____ AVAILABLE RECORDS

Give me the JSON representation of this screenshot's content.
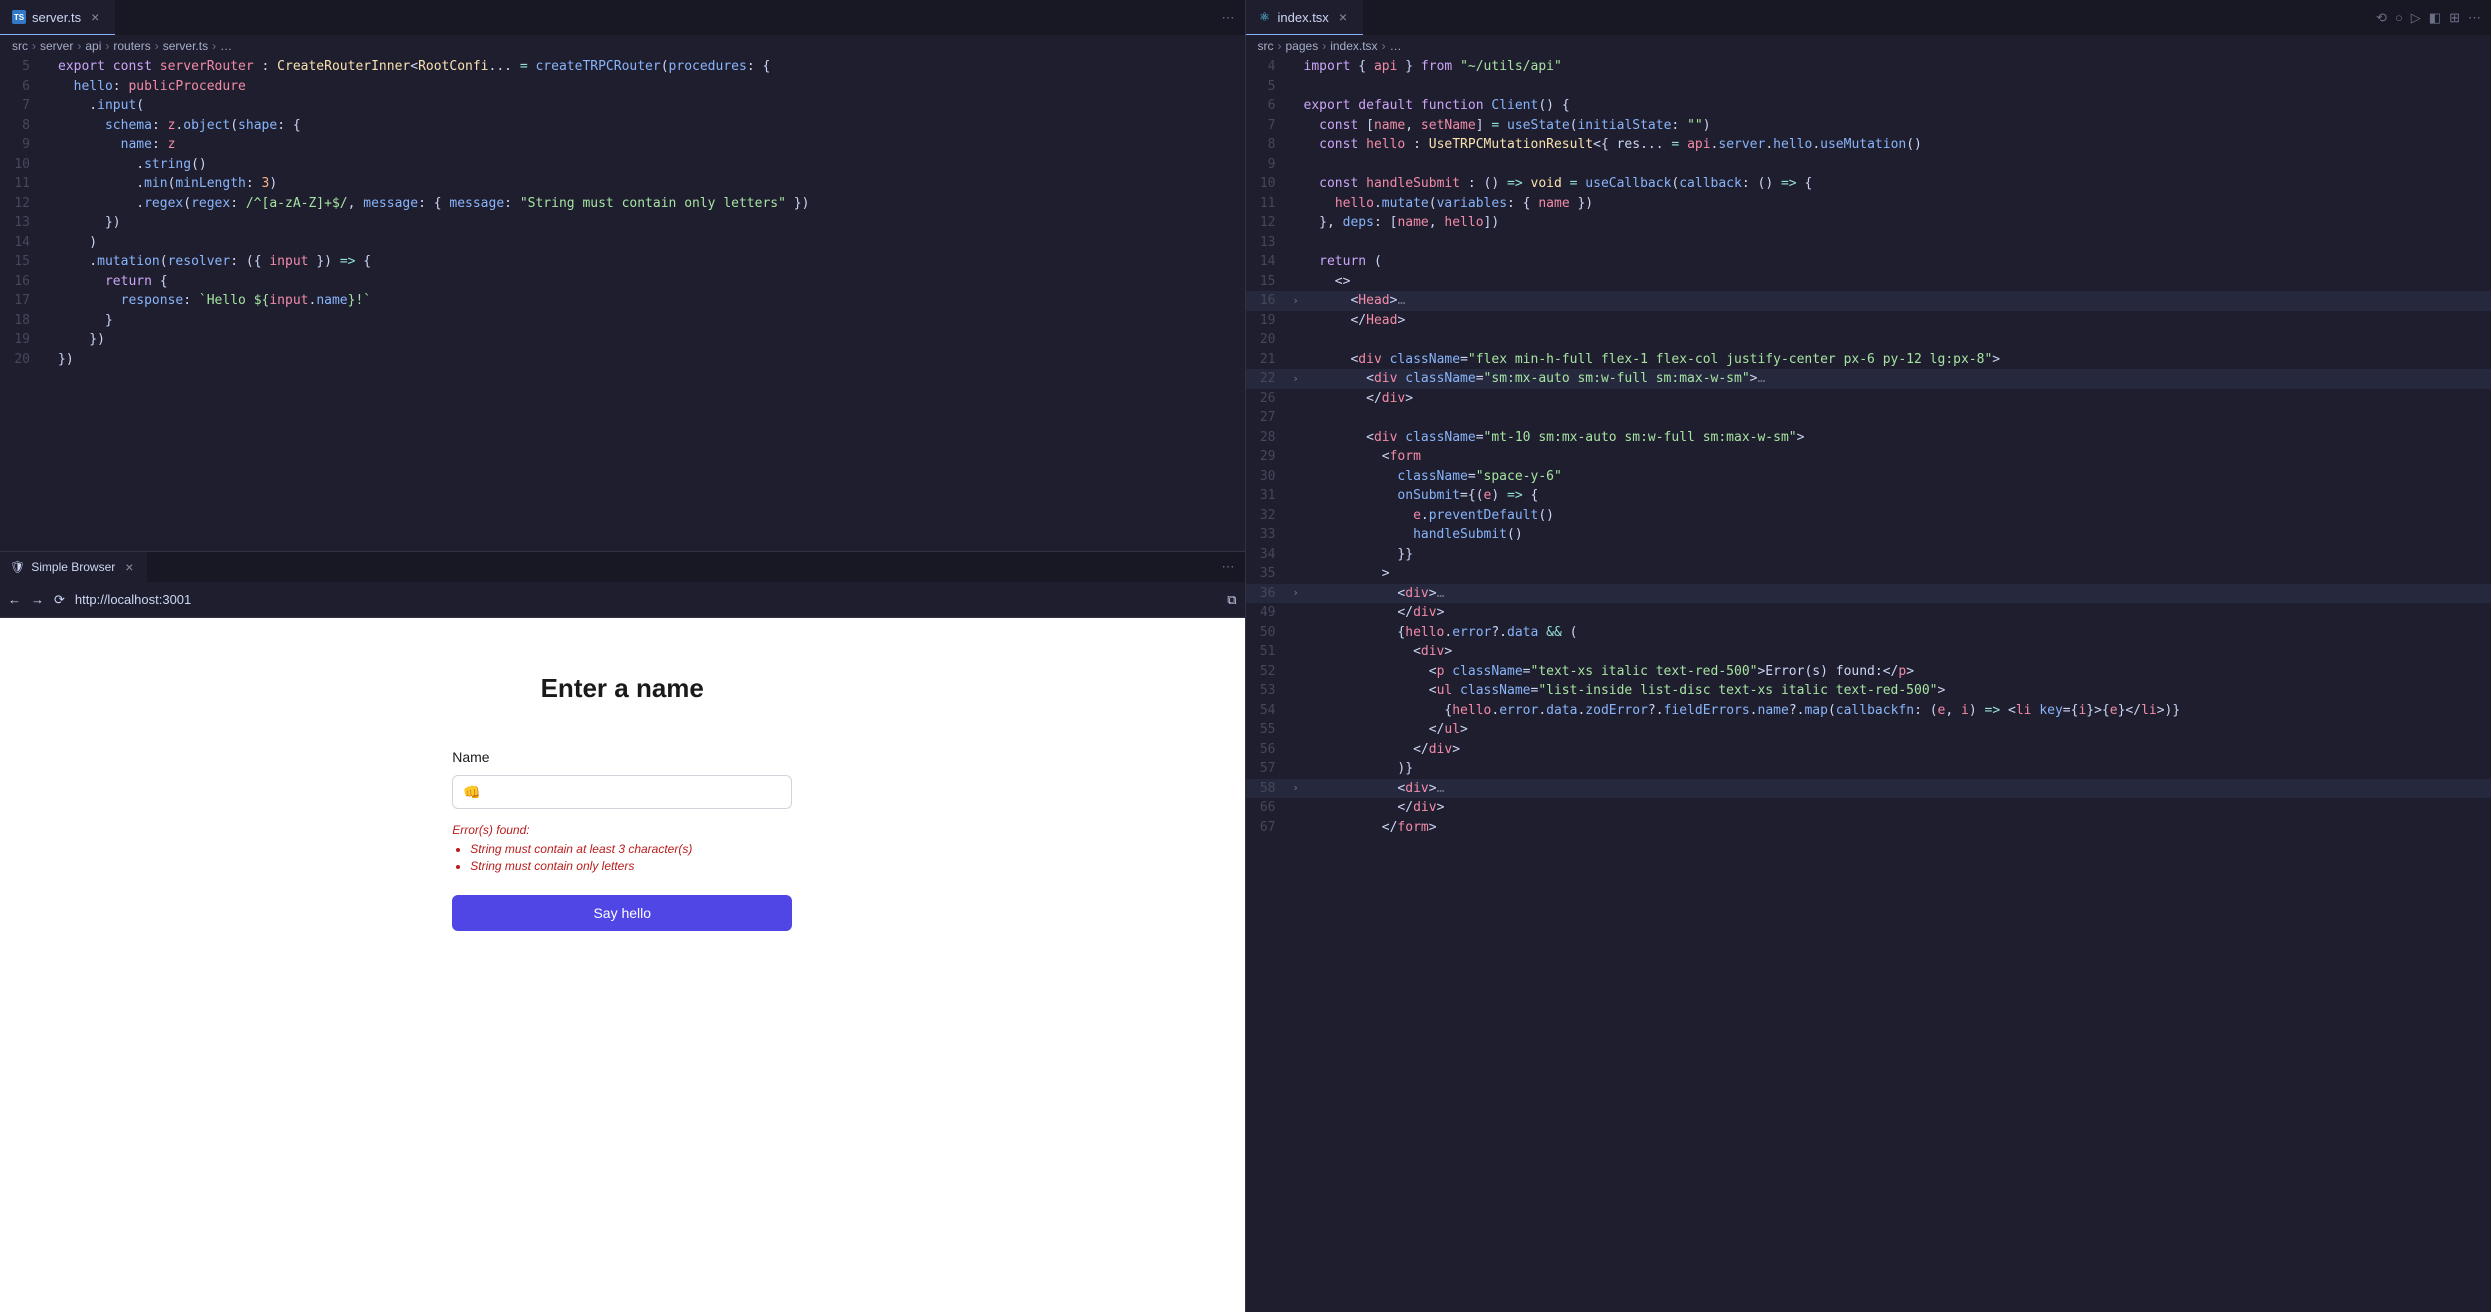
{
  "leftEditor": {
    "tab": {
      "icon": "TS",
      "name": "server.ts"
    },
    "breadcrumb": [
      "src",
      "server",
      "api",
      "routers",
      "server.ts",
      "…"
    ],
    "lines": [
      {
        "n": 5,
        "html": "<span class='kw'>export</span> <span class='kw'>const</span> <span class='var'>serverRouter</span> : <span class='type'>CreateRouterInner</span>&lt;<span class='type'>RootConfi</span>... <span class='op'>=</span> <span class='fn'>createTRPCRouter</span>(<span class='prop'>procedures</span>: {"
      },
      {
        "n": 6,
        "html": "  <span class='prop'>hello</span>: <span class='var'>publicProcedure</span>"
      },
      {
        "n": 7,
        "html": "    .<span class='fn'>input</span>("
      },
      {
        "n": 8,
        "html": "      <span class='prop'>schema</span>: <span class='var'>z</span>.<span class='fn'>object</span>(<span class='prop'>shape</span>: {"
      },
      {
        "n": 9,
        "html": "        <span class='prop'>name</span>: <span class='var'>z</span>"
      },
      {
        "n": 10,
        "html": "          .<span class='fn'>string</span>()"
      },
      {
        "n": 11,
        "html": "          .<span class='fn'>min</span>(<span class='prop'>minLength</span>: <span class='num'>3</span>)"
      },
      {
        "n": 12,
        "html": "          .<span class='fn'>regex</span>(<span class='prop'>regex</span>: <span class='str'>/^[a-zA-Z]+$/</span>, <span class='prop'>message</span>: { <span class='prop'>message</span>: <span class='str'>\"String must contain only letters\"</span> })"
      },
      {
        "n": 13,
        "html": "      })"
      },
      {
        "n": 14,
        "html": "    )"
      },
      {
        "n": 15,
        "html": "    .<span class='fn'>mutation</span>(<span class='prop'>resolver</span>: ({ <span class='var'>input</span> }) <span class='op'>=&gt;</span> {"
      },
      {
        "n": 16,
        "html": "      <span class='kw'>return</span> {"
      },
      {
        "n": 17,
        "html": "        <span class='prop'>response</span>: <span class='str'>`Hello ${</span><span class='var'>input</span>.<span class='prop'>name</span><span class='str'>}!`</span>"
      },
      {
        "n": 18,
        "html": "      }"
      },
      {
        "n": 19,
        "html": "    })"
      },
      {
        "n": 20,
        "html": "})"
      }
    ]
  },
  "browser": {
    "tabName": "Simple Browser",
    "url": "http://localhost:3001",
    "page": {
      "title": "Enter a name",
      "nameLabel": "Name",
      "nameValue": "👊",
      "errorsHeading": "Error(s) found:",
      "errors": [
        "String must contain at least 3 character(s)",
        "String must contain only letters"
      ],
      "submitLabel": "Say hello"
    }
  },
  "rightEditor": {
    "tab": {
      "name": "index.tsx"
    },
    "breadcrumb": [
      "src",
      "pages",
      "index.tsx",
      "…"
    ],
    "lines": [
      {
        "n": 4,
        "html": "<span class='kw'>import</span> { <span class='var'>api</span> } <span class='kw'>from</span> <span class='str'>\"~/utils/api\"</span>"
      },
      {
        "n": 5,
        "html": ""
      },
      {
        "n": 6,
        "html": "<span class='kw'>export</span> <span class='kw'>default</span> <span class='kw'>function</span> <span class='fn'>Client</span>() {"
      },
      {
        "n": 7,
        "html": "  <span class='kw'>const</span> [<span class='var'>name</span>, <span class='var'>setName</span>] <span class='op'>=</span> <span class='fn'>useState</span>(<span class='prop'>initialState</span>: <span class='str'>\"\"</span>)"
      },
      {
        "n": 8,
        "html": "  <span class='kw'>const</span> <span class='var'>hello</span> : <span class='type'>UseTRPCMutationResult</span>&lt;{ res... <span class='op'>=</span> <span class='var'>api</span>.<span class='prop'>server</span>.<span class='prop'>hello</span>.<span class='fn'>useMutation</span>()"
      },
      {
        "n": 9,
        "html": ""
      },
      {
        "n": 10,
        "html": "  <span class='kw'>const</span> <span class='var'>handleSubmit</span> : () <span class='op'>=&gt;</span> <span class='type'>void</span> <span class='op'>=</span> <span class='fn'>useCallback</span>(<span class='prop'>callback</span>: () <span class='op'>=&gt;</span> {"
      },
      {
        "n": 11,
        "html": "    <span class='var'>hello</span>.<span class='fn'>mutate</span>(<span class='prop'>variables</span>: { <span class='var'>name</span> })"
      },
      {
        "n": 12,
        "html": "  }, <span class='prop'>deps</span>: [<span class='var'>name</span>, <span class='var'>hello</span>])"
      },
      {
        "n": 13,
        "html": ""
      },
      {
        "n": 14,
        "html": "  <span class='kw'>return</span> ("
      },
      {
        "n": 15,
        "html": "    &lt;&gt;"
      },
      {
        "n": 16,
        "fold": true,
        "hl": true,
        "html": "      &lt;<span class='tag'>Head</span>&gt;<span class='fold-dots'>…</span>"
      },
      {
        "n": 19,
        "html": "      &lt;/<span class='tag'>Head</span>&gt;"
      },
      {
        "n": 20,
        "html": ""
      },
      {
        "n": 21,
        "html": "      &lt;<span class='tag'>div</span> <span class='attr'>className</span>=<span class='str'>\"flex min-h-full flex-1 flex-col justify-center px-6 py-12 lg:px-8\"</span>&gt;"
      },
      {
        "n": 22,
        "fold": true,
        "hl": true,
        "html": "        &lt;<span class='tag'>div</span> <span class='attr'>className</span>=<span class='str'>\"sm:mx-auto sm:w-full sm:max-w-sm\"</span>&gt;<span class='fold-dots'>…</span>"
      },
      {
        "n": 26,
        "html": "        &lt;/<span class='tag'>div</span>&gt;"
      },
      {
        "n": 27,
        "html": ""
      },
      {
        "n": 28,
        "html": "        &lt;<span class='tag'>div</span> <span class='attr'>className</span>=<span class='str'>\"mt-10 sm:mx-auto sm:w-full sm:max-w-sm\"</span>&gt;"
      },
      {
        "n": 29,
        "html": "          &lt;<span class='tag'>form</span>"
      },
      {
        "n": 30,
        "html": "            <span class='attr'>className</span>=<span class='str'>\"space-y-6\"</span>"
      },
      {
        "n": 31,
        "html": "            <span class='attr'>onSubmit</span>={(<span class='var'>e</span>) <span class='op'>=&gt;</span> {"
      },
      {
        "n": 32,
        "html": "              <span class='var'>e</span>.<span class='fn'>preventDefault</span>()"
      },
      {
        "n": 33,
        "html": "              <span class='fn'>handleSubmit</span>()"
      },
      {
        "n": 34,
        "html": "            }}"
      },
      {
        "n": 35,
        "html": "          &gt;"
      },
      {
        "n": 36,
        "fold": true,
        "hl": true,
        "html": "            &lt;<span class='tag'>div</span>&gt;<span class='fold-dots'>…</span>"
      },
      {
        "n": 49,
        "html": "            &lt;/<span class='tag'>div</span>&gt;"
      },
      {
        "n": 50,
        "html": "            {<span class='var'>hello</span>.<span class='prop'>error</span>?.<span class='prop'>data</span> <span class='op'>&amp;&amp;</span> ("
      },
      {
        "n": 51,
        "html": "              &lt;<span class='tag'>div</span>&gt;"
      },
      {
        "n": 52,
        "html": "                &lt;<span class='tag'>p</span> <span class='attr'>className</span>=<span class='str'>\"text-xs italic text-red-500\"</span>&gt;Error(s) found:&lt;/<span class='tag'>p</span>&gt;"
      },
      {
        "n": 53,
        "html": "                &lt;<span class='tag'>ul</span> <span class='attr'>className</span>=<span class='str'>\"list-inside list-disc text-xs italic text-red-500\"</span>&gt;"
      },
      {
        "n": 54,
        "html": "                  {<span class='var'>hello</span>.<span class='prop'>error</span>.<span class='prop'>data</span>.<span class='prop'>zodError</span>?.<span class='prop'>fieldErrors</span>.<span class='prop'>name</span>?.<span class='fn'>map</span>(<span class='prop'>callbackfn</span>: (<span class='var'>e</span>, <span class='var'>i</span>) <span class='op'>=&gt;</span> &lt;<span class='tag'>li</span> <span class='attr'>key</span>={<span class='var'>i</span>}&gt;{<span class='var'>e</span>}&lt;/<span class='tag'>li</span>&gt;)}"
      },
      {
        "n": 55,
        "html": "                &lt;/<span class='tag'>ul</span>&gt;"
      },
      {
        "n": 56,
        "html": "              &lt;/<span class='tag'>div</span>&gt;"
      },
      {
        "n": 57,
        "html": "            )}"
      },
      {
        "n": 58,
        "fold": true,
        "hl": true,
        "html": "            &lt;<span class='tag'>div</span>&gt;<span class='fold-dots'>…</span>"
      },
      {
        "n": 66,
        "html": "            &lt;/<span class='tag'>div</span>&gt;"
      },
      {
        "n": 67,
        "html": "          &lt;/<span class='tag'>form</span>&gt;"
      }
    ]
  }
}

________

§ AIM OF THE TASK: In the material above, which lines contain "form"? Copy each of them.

§ EXPECTED OUTPUT:
        "html": "          &lt;<span class='tag'>form</span>"
        "html": "          &lt;/<span class='tag'>form</span>&gt;"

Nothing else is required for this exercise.